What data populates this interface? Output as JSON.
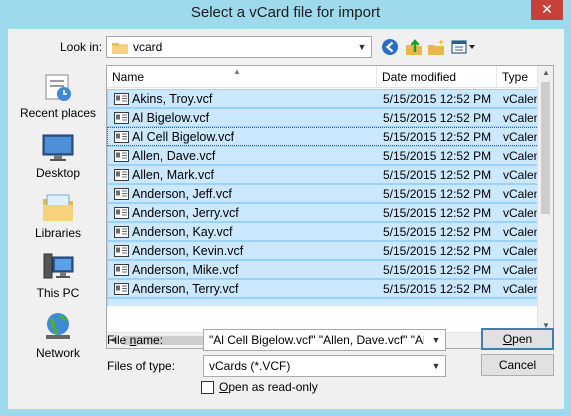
{
  "window": {
    "title": "Select a vCard file for import",
    "close_glyph": "✕"
  },
  "toolbar": {
    "look_in_label": "Look in:",
    "look_in_value": "vcard",
    "icons": [
      "back-icon",
      "up-folder-icon",
      "new-folder-icon",
      "view-menu-icon"
    ]
  },
  "places": [
    {
      "label": "Recent places",
      "icon": "recent-places-icon"
    },
    {
      "label": "Desktop",
      "icon": "desktop-icon"
    },
    {
      "label": "Libraries",
      "icon": "libraries-icon"
    },
    {
      "label": "This PC",
      "icon": "this-pc-icon"
    },
    {
      "label": "Network",
      "icon": "network-icon"
    }
  ],
  "file_list": {
    "columns": [
      "Name",
      "Date modified",
      "Type"
    ],
    "rows": [
      {
        "name": "Akins, Troy.vcf",
        "date": "5/15/2015 12:52 PM",
        "type": "vCalen"
      },
      {
        "name": "Al Bigelow.vcf",
        "date": "5/15/2015 12:52 PM",
        "type": "vCalen"
      },
      {
        "name": "Al Cell Bigelow.vcf",
        "date": "5/15/2015 12:52 PM",
        "type": "vCalen"
      },
      {
        "name": "Allen, Dave.vcf",
        "date": "5/15/2015 12:52 PM",
        "type": "vCalen"
      },
      {
        "name": "Allen, Mark.vcf",
        "date": "5/15/2015 12:52 PM",
        "type": "vCalen"
      },
      {
        "name": "Anderson, Jeff.vcf",
        "date": "5/15/2015 12:52 PM",
        "type": "vCalen"
      },
      {
        "name": "Anderson, Jerry.vcf",
        "date": "5/15/2015 12:52 PM",
        "type": "vCalen"
      },
      {
        "name": "Anderson, Kay.vcf",
        "date": "5/15/2015 12:52 PM",
        "type": "vCalen"
      },
      {
        "name": "Anderson, Kevin.vcf",
        "date": "5/15/2015 12:52 PM",
        "type": "vCalen"
      },
      {
        "name": "Anderson, Mike.vcf",
        "date": "5/15/2015 12:52 PM",
        "type": "vCalen"
      },
      {
        "name": "Anderson, Terry.vcf",
        "date": "5/15/2015 12:52 PM",
        "type": "vCalen"
      }
    ],
    "selection_color": "#cce8ff"
  },
  "form": {
    "file_name_label_prefix": "File ",
    "file_name_label_key": "n",
    "file_name_label_suffix": "ame:",
    "file_name_value": "\"Al Cell Bigelow.vcf\" \"Allen, Dave.vcf\" \"Allen, I",
    "files_of_type_label": "Files of type:",
    "files_of_type_value": "vCards (*.VCF)",
    "readonly_label_key": "O",
    "readonly_label_suffix": "pen as read-only",
    "readonly_checked": false
  },
  "buttons": {
    "open_key": "O",
    "open_suffix": "pen",
    "cancel": "Cancel"
  }
}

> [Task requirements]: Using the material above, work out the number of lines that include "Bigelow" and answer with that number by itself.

> [Expected answer]: 3